━━━━━ Source material ━━━━━
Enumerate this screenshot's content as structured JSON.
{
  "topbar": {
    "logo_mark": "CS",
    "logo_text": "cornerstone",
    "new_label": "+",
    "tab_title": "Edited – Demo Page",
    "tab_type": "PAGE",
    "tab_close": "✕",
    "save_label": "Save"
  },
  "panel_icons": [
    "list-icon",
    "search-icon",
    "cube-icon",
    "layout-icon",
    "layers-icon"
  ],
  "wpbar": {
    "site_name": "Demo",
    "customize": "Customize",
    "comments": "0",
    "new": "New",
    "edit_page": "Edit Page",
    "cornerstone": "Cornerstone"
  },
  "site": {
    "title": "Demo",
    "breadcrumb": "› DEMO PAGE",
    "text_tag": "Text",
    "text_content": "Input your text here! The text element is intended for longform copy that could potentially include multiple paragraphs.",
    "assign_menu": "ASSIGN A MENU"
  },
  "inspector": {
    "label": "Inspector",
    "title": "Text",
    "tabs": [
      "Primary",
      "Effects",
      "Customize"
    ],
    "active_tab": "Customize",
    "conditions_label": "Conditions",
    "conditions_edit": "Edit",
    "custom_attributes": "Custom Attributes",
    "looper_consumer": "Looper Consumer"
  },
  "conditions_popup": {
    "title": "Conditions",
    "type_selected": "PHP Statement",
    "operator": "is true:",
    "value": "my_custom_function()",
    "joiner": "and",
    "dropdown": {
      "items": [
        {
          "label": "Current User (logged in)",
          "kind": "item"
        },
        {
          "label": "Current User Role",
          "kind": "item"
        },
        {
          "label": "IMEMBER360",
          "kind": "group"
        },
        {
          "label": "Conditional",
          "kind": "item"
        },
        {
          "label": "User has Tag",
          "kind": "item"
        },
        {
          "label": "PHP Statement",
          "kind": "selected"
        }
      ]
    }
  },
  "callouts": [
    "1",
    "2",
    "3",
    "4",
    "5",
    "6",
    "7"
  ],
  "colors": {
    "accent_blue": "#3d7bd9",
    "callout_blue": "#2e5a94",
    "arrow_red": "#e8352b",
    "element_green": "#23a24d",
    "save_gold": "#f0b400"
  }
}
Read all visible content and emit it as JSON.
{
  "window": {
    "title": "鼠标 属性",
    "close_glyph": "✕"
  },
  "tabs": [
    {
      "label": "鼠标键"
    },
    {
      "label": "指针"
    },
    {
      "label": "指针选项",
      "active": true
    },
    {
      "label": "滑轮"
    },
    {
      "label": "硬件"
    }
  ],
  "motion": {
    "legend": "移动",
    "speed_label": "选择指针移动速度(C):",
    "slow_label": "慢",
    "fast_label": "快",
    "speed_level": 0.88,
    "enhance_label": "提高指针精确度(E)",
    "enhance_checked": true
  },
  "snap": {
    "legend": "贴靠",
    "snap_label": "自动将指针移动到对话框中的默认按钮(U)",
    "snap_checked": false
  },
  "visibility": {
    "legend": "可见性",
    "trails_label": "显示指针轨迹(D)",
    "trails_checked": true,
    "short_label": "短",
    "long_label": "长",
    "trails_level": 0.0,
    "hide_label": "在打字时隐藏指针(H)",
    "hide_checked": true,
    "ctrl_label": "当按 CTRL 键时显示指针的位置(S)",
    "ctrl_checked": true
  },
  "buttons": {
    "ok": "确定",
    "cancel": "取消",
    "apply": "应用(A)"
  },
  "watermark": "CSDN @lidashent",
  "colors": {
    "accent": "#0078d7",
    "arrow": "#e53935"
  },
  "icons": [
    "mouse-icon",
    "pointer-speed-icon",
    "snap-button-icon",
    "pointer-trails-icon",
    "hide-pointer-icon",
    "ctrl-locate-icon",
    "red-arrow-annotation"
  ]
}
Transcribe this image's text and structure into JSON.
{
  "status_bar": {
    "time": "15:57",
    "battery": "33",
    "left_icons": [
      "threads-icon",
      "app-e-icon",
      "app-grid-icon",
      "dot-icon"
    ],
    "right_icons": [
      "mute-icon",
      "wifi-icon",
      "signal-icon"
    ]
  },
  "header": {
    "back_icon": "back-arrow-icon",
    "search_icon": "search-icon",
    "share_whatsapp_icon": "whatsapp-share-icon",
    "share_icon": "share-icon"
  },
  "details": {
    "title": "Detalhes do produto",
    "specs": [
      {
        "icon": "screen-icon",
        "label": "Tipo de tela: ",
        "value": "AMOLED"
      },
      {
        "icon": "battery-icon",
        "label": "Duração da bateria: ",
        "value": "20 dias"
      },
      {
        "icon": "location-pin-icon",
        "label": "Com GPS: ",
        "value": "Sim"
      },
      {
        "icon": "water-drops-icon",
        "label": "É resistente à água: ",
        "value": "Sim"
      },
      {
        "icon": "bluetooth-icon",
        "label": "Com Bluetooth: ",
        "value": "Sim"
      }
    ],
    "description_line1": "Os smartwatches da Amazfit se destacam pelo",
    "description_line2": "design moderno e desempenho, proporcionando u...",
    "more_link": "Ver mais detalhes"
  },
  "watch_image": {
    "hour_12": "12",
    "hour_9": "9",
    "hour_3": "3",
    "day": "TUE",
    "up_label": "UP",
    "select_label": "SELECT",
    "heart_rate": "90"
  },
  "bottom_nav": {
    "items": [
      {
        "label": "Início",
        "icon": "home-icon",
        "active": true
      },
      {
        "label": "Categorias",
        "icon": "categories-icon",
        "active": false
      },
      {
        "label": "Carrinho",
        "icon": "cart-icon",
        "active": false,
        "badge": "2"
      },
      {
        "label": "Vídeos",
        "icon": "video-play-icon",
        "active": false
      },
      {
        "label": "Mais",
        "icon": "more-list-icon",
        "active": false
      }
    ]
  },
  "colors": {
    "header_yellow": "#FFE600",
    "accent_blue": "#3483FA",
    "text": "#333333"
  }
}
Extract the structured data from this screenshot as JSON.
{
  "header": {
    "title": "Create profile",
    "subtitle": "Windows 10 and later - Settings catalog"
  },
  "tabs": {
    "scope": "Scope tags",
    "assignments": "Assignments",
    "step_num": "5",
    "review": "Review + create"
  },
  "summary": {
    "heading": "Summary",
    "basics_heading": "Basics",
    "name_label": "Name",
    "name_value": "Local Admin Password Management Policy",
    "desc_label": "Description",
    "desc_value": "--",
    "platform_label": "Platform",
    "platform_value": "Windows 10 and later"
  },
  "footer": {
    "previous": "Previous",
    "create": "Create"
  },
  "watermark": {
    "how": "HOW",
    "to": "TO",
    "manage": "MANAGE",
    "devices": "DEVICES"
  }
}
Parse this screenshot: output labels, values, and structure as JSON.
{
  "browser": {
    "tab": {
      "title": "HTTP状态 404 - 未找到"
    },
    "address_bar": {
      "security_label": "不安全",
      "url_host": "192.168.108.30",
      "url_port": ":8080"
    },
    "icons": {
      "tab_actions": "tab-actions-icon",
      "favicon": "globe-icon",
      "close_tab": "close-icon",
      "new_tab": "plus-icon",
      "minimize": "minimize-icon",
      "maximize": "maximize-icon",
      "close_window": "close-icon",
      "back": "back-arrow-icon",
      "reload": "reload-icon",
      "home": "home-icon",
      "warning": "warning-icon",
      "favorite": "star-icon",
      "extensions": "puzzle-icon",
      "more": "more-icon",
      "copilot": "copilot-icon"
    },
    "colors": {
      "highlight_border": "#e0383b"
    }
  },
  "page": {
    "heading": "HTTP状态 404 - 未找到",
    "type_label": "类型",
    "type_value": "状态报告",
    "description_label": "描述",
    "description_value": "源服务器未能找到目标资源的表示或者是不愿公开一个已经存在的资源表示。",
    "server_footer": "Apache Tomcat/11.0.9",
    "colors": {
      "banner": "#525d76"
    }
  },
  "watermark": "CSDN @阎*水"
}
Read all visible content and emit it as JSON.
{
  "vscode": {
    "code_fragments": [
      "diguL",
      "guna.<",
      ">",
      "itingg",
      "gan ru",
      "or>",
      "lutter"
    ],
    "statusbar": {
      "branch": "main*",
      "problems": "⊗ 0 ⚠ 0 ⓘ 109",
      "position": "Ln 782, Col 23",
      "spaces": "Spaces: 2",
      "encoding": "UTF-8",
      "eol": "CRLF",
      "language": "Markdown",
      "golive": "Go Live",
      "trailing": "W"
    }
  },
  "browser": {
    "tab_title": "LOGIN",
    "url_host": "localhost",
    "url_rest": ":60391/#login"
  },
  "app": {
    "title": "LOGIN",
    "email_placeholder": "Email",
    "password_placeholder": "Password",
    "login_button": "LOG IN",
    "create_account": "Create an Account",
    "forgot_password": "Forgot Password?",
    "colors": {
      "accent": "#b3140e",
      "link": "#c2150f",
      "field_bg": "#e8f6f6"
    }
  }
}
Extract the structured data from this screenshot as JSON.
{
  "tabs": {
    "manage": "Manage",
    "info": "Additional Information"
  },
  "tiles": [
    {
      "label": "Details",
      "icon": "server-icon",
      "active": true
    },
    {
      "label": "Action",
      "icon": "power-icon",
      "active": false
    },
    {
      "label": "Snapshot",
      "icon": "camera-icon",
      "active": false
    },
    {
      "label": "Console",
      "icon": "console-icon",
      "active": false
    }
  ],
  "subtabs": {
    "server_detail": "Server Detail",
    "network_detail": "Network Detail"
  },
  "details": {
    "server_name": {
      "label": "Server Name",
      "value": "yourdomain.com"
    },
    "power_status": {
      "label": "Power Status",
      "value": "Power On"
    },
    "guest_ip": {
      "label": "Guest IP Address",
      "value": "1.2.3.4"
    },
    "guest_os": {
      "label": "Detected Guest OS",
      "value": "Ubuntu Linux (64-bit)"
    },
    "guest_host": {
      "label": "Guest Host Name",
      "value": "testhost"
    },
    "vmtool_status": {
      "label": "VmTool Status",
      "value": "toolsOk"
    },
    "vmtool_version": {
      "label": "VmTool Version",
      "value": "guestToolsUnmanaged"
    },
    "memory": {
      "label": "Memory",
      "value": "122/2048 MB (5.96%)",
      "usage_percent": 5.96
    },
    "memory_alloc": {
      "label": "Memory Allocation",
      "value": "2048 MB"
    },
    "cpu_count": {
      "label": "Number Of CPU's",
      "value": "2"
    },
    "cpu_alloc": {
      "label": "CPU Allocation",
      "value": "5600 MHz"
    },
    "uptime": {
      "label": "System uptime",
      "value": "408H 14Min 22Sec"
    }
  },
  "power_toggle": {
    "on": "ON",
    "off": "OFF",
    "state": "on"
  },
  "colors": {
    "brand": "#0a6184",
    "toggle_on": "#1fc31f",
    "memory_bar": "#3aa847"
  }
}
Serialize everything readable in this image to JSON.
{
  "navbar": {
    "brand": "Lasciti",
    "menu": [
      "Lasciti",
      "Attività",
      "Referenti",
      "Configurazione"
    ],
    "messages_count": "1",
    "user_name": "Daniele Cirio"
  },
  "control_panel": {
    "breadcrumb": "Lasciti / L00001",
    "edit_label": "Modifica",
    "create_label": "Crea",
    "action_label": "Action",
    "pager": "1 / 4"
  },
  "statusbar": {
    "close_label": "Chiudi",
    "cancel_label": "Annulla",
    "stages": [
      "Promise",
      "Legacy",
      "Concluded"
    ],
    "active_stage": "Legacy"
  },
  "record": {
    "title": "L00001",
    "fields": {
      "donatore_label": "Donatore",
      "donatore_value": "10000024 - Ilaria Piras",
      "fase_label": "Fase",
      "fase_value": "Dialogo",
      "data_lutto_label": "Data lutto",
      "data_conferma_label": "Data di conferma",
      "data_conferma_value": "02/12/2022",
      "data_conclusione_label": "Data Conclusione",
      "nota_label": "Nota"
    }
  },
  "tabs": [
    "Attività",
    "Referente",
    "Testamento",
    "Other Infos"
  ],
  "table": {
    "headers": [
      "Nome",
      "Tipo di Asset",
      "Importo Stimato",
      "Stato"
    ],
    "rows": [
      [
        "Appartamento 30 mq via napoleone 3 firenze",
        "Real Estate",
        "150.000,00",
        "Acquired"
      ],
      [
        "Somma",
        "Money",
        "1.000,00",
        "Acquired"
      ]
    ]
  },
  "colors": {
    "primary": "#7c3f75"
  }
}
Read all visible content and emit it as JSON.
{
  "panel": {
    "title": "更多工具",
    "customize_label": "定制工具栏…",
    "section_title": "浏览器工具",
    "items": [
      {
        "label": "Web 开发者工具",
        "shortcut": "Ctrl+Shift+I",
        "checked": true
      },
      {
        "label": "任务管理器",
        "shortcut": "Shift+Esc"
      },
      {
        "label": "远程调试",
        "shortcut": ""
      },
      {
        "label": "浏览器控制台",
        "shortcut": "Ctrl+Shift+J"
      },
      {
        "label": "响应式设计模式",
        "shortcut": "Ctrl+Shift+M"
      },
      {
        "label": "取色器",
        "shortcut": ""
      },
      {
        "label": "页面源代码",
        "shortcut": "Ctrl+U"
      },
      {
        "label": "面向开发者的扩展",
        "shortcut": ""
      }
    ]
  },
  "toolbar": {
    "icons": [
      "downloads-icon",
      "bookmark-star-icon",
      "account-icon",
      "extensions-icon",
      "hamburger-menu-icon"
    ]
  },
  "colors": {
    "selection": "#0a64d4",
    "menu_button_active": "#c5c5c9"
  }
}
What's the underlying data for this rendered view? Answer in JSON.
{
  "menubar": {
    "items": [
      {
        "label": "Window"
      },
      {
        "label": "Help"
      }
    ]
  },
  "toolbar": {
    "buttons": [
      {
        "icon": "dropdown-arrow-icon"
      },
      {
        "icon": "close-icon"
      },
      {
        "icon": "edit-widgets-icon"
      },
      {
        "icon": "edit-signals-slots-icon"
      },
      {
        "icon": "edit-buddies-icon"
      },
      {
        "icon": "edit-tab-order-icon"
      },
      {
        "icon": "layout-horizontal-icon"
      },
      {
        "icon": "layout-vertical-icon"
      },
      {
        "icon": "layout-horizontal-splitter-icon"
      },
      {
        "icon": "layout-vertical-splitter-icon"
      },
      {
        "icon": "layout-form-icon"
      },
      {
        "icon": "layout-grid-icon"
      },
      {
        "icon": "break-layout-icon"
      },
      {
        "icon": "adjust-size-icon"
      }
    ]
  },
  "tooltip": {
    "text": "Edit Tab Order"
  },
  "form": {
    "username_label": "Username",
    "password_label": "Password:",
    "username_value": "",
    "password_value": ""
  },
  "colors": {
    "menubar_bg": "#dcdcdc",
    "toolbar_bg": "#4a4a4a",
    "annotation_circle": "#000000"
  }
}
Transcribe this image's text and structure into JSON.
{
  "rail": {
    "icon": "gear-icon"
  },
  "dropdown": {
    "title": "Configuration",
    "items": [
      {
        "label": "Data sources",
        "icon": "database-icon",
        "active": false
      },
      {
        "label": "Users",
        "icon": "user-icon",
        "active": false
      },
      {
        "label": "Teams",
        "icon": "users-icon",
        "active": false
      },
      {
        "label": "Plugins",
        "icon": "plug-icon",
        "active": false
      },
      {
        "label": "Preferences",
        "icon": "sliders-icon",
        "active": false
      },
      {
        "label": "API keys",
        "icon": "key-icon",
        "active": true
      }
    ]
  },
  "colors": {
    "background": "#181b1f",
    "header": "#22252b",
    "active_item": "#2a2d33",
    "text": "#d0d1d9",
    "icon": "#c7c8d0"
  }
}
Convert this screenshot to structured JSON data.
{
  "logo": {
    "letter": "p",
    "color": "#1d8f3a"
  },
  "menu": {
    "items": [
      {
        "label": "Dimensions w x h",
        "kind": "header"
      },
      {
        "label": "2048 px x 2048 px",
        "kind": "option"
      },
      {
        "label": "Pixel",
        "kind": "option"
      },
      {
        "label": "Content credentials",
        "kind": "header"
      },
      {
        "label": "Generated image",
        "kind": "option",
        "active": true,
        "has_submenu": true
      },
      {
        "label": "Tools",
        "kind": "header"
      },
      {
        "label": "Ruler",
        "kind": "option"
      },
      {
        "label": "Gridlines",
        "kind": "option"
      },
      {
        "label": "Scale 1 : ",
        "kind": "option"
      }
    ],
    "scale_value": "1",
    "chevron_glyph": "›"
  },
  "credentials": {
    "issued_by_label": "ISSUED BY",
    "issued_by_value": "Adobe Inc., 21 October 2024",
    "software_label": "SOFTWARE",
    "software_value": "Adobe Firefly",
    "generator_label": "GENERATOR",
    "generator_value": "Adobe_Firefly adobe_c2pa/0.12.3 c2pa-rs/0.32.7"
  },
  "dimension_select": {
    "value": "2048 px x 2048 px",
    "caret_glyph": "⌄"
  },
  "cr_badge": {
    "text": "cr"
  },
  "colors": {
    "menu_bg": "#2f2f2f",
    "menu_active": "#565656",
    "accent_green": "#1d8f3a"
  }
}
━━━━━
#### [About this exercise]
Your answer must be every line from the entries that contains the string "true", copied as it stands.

#### [Task solution]
    "operator": "is true:",
      "active": true
    "enhance_checked": true
    "trails_checked": true,
    "hide_checked": true,
    "ctrl_checked": true
        "active": true
      "active": true
        "checked": true
        "active": true
        "active": true,
        "has_submenu": true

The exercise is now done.